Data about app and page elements
######

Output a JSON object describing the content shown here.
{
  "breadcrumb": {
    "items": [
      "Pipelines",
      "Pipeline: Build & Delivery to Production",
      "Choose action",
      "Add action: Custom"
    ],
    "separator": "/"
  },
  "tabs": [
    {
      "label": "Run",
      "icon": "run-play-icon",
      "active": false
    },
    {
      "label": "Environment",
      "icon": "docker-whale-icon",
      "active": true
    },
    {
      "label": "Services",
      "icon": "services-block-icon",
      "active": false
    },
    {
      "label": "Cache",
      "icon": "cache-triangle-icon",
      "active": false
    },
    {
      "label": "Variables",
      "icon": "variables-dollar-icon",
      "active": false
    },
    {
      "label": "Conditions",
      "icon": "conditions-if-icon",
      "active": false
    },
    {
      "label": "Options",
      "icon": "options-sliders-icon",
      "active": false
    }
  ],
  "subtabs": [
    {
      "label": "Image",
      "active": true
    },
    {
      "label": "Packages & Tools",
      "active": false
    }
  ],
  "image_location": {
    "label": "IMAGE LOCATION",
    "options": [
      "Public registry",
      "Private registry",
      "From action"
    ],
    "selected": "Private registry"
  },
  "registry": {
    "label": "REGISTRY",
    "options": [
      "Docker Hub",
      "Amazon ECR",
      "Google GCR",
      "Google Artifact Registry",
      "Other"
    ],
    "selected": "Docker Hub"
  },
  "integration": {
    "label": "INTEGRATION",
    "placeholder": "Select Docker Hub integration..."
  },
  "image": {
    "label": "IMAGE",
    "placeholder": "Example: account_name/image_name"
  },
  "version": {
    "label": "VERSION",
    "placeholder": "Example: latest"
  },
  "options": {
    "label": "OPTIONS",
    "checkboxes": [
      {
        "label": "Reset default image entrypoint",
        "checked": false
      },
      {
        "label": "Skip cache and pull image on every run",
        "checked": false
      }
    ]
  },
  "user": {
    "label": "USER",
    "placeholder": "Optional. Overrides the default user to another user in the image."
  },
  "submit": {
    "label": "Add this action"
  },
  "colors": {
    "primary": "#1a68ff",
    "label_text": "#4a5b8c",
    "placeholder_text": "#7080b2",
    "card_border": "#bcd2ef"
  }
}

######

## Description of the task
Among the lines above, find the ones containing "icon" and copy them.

## Response
      "icon": "run-play-icon",
      "icon": "docker-whale-icon",
      "icon": "services-block-icon",
      "icon": "cache-triangle-icon",
      "icon": "variables-dollar-icon",
      "icon": "conditions-if-icon",
      "icon": "options-sliders-icon",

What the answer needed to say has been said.